Task details:
Output each record verbatim, with pictures left out.

───

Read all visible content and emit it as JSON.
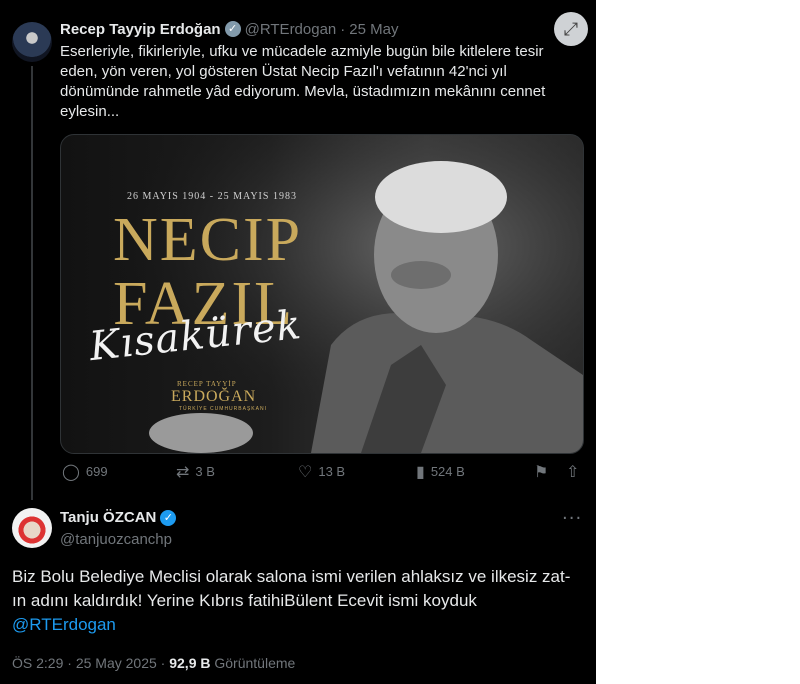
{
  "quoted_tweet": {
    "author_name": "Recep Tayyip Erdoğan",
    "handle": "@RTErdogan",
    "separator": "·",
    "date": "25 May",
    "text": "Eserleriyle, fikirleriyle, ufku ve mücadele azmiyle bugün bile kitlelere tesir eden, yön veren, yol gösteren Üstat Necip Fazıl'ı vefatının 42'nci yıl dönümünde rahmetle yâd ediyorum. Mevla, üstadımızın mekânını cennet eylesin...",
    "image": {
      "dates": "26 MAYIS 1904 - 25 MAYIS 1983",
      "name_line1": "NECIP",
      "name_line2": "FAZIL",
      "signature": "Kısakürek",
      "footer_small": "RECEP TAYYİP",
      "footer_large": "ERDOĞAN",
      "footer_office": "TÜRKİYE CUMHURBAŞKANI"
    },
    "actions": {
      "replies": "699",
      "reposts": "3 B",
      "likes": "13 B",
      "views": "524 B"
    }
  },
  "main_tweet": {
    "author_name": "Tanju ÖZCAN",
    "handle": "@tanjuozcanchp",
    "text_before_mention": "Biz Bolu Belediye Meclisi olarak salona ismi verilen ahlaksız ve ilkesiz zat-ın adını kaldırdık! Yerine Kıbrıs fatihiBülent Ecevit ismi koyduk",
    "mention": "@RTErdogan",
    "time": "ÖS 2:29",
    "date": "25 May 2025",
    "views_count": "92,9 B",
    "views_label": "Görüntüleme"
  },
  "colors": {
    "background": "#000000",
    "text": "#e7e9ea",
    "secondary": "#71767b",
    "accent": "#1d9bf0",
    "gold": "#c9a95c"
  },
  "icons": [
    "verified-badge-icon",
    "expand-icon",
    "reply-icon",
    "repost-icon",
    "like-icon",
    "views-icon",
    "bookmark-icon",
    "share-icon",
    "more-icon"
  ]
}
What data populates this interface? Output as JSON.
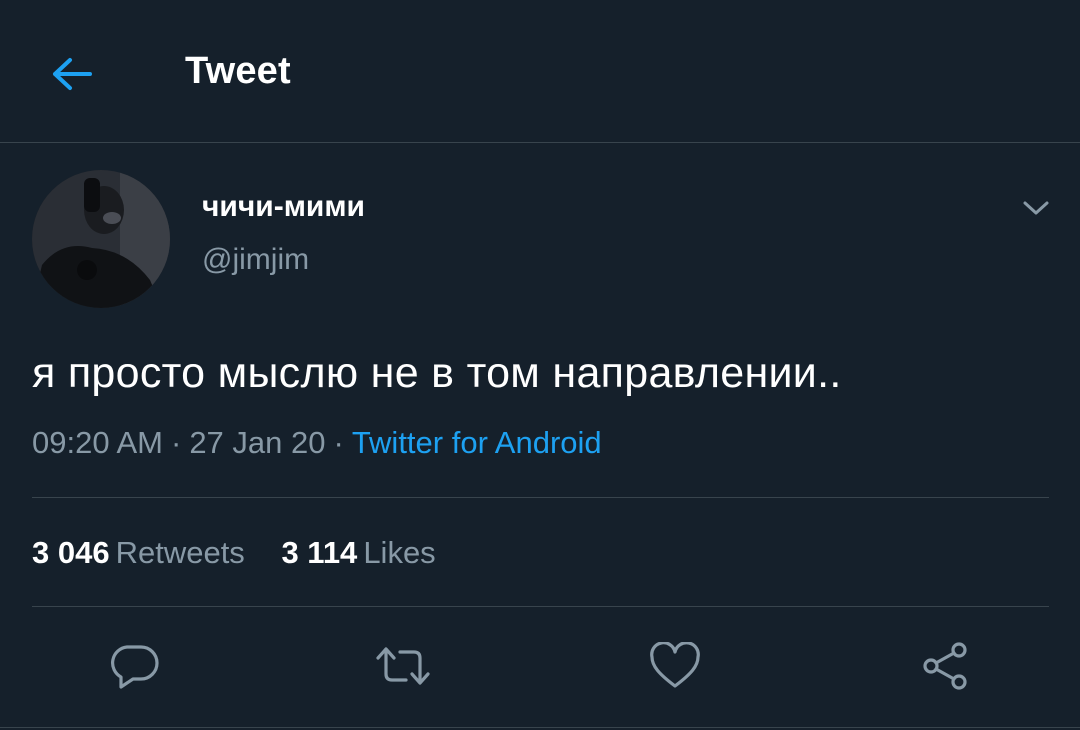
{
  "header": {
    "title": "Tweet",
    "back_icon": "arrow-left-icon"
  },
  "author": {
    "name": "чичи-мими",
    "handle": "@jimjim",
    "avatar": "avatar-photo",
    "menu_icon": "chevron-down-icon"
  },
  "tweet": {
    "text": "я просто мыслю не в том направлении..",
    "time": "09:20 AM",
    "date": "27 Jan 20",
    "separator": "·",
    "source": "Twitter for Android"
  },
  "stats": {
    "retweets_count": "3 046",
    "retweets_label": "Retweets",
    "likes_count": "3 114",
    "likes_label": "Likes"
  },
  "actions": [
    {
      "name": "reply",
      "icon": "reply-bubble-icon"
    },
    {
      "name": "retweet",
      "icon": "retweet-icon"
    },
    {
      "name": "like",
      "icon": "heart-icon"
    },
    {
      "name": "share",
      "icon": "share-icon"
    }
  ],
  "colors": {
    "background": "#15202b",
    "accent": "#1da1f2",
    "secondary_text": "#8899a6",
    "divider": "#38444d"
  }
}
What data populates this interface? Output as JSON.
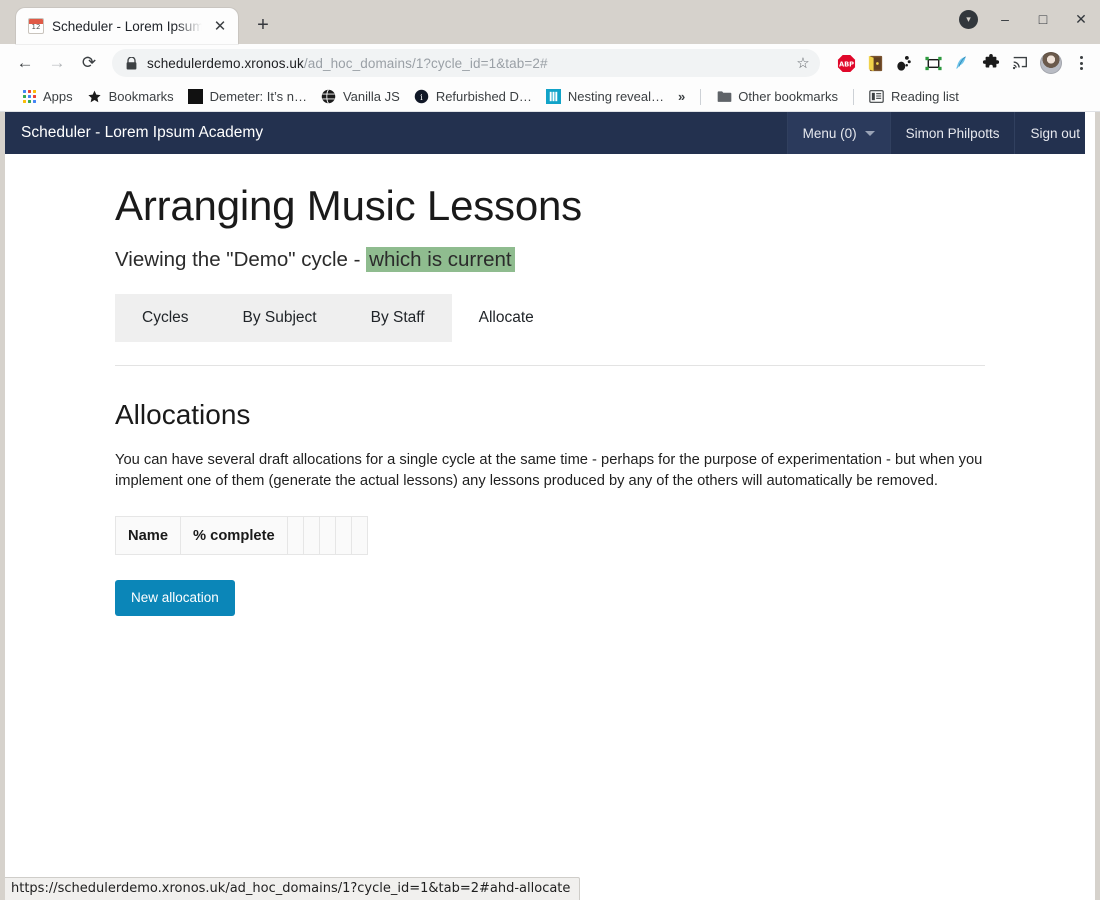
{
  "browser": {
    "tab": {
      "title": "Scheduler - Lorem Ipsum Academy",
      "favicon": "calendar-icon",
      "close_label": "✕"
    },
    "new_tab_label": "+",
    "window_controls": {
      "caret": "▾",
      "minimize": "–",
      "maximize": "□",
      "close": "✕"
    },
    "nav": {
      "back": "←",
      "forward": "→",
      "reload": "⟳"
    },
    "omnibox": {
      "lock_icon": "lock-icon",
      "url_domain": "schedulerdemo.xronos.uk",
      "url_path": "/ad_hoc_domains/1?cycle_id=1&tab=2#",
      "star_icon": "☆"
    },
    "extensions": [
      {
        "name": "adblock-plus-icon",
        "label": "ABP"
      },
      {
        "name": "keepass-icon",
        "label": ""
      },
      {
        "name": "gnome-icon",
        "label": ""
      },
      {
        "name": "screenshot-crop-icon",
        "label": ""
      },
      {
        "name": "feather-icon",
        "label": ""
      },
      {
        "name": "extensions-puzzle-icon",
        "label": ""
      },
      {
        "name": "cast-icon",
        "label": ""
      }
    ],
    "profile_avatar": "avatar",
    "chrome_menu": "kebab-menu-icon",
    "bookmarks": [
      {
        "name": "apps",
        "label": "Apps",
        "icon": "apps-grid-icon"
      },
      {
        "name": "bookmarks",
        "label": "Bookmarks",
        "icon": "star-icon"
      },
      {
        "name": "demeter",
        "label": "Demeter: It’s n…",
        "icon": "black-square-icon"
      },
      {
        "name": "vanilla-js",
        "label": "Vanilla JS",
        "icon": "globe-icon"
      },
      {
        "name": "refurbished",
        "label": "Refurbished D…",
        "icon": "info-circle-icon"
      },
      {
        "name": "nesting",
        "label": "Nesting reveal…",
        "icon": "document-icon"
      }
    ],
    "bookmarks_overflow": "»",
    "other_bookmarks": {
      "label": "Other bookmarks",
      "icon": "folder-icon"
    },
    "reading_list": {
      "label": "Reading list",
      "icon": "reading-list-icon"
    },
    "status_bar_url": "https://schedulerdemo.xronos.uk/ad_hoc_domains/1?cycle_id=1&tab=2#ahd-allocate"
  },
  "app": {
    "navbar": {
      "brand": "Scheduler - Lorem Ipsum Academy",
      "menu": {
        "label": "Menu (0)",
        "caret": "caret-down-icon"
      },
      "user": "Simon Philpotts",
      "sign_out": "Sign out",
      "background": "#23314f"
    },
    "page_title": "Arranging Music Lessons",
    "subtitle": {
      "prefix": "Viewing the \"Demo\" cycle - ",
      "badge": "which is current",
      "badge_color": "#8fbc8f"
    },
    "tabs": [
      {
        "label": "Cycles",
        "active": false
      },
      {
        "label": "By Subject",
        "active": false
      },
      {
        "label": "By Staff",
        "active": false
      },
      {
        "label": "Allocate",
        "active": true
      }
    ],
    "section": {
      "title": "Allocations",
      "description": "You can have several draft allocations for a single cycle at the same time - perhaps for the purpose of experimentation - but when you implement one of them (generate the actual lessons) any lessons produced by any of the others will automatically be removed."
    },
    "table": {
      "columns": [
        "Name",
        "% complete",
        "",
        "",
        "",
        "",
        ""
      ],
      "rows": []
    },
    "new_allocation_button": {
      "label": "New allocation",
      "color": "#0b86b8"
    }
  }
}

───

Response area:
Read all visible content and emit it as JSON.
{
  "quoted_tweet": {
    "author_name": "Recep Tayyip Erdoğan",
    "handle": "@RTErdogan",
    "separator": "·",
    "date": "25 May",
    "text": "Eserleriyle, fikirleriyle, ufku ve mücadele azmiyle bugün bile kitlelere tesir eden, yön veren, yol gösteren Üstat Necip Fazıl'ı vefatının 42'nci yıl dönümünde rahmetle yâd ediyorum. Mevla, üstadımızın mekânını cennet eylesin...",
    "image": {
      "dates": "26 MAYIS 1904 - 25 MAYIS 1983",
      "name_line1": "NECIP",
      "name_line2": "FAZIL",
      "signature": "Kısakürek",
      "footer_small": "RECEP TAYYİP",
      "footer_large": "ERDOĞAN",
      "footer_office": "TÜRKİYE CUMHURBAŞKANI"
    },
    "actions": {
      "replies": "699",
      "reposts": "3 B",
      "likes": "13 B",
      "views": "524 B"
    }
  },
  "main_tweet": {
    "author_name": "Tanju ÖZCAN",
    "handle": "@tanjuozcanchp",
    "text_before_mention": "Biz Bolu Belediye Meclisi olarak salona ismi verilen ahlaksız ve ilkesiz zat-ın adını kaldırdık! Yerine Kıbrıs fatihiBülent Ecevit ismi koyduk",
    "mention": "@RTErdogan",
    "time": "ÖS 2:29",
    "date": "25 May 2025",
    "views_count": "92,9 B",
    "views_label": "Görüntüleme"
  },
  "colors": {
    "background": "#000000",
    "text": "#e7e9ea",
    "secondary": "#71767b",
    "accent": "#1d9bf0",
    "gold": "#c9a95c"
  },
  "icons": [
    "verified-badge-icon",
    "expand-icon",
    "reply-icon",
    "repost-icon",
    "like-icon",
    "views-icon",
    "bookmark-icon",
    "share-icon",
    "more-icon"
  ]
}
What data populates this interface? Output as JSON.
{
  "header": {
    "title": "Tweet",
    "back_icon": "arrow-left-icon"
  },
  "author": {
    "name": "чичи-мими",
    "handle": "@jimjim",
    "avatar": "avatar-photo",
    "menu_icon": "chevron-down-icon"
  },
  "tweet": {
    "text": "я просто мыслю не в том направлении..",
    "time": "09:20 AM",
    "date": "27 Jan 20",
    "separator": "·",
    "source": "Twitter for Android"
  },
  "stats": {
    "retweets_count": "3 046",
    "retweets_label": "Retweets",
    "likes_count": "3 114",
    "likes_label": "Likes"
  },
  "actions": [
    {
      "name": "reply",
      "icon": "reply-bubble-icon"
    },
    {
      "name": "retweet",
      "icon": "retweet-icon"
    },
    {
      "name": "like",
      "icon": "heart-icon"
    },
    {
      "name": "share",
      "icon": "share-icon"
    }
  ],
  "colors": {
    "background": "#15202b",
    "accent": "#1da1f2",
    "secondary_text": "#8899a6",
    "divider": "#38444d"
  }
}
What data populates this interface? Output as JSON.
{
  "browser": {
    "tab": {
      "title": "Scheduler - Lorem Ipsum Academy",
      "favicon": "calendar-icon",
      "close_label": "✕"
    },
    "new_tab_label": "+",
    "window_controls": {
      "caret": "▾",
      "minimize": "–",
      "maximize": "□",
      "close": "✕"
    },
    "nav": {
      "back": "←",
      "forward": "→",
      "reload": "⟳"
    },
    "omnibox": {
      "lock_icon": "lock-icon",
      "url_domain": "schedulerdemo.xronos.uk",
      "url_path": "/ad_hoc_domains/1?cycle_id=1&tab=2#",
      "star_icon": "☆"
    },
    "extensions": [
      {
        "name": "adblock-plus-icon",
        "label": "ABP"
      },
      {
        "name": "keepass-icon",
        "label": ""
      },
      {
        "name": "gnome-icon",
        "label": ""
      },
      {
        "name": "screenshot-crop-icon",
        "label": ""
      },
      {
        "name": "feather-icon",
        "label": ""
      },
      {
        "name": "extensions-puzzle-icon",
        "label": ""
      },
      {
        "name": "cast-icon",
        "label": ""
      }
    ],
    "profile_avatar": "avatar",
    "chrome_menu": "kebab-menu-icon",
    "bookmarks": [
      {
        "name": "apps",
        "label": "Apps",
        "icon": "apps-grid-icon"
      },
      {
        "name": "bookmarks",
        "label": "Bookmarks",
        "icon": "star-icon"
      },
      {
        "name": "demeter",
        "label": "Demeter: It’s n…",
        "icon": "black-square-icon"
      },
      {
        "name": "vanilla-js",
        "label": "Vanilla JS",
        "icon": "globe-icon"
      },
      {
        "name": "refurbished",
        "label": "Refurbished D…",
        "icon": "info-circle-icon"
      },
      {
        "name": "nesting",
        "label": "Nesting reveal…",
        "icon": "document-icon"
      }
    ],
    "bookmarks_overflow": "»",
    "other_bookmarks": {
      "label": "Other bookmarks",
      "icon": "folder-icon"
    },
    "reading_list": {
      "label": "Reading list",
      "icon": "reading-list-icon"
    },
    "status_bar_url": "https://schedulerdemo.xronos.uk/ad_hoc_domains/1?cycle_id=1&tab=2#ahd-allocate"
  },
  "app": {
    "navbar": {
      "brand": "Scheduler - Lorem Ipsum Academy",
      "menu": {
        "label": "Menu (0)",
        "caret": "caret-down-icon"
      },
      "user": "Simon Philpotts",
      "sign_out": "Sign out",
      "background": "#23314f"
    },
    "page_title": "Arranging Music Lessons",
    "subtitle": {
      "prefix": "Viewing the \"Demo\" cycle - ",
      "badge": "which is current",
      "badge_color": "#8fbc8f"
    },
    "tabs": [
      {
        "label": "Cycles",
        "active": false
      },
      {
        "label": "By Subject",
        "active": false
      },
      {
        "label": "By Staff",
        "active": false
      },
      {
        "label": "Allocate",
        "active": true
      }
    ],
    "section": {
      "title": "Allocations",
      "description": "You can have several draft allocations for a single cycle at the same time - perhaps for the purpose of experimentation - but when you implement one of them (generate the actual lessons) any lessons produced by any of the others will automatically be removed."
    },
    "table": {
      "columns": [
        "Name",
        "% complete",
        "",
        "",
        "",
        "",
        ""
      ],
      "rows": []
    },
    "new_allocation_button": {
      "label": "New allocation",
      "color": "#0b86b8"
    }
  }
}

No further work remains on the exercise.